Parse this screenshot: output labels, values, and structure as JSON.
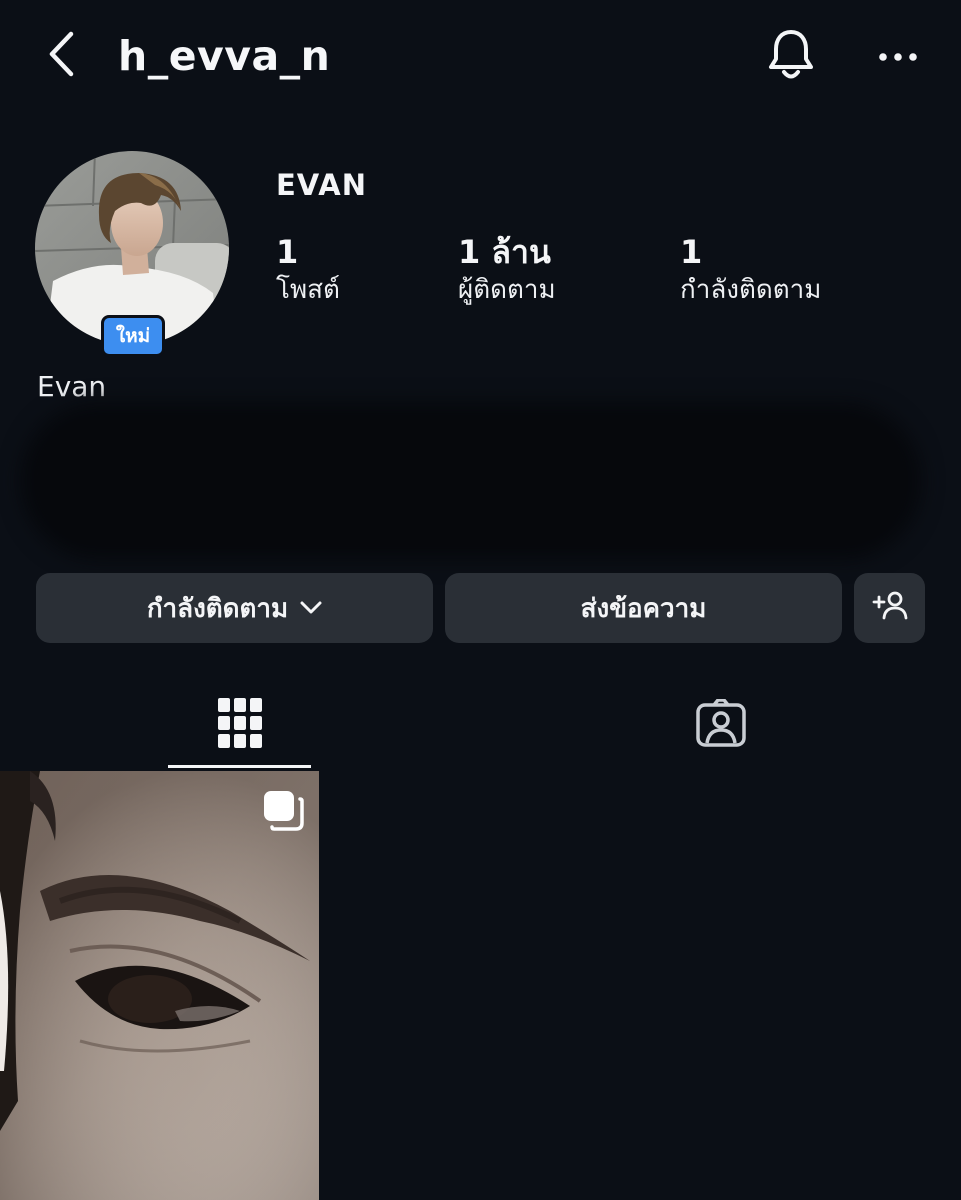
{
  "header": {
    "username": "h_evva_n",
    "back_icon": "chevron-left-icon",
    "bell_icon": "bell-icon",
    "more_icon": "more-horizontal-icon"
  },
  "profile": {
    "display_name": "EVAN",
    "new_badge": "ใหม่",
    "full_name": "Evan",
    "stats": {
      "posts_count": "1",
      "posts_label": "โพสต์",
      "followers_count": "1 ล้าน",
      "followers_label": "ผู้ติดตาม",
      "following_count": "1",
      "following_label": "กำลังติดตาม"
    }
  },
  "actions": {
    "following_label": "กำลังติดตาม",
    "message_label": "ส่งข้อความ",
    "add_person_icon": "add-person-icon"
  },
  "tabs": {
    "grid_icon": "grid-icon",
    "tagged_icon": "tagged-icon",
    "active": "grid"
  },
  "posts": [
    {
      "type": "carousel",
      "icon": "multiple-posts-icon"
    }
  ],
  "colors": {
    "background": "#0b0f16",
    "button": "#2a2f36",
    "badge": "#3d8ef0",
    "text": "#f4f5f7"
  }
}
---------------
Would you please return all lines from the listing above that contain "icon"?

    "back_icon": "chevron-left-icon",
    "bell_icon": "bell-icon",
    "more_icon": "more-horizontal-icon"
    "add_person_icon": "add-person-icon"
    "grid_icon": "grid-icon",
    "tagged_icon": "tagged-icon",
      "icon": "multiple-posts-icon"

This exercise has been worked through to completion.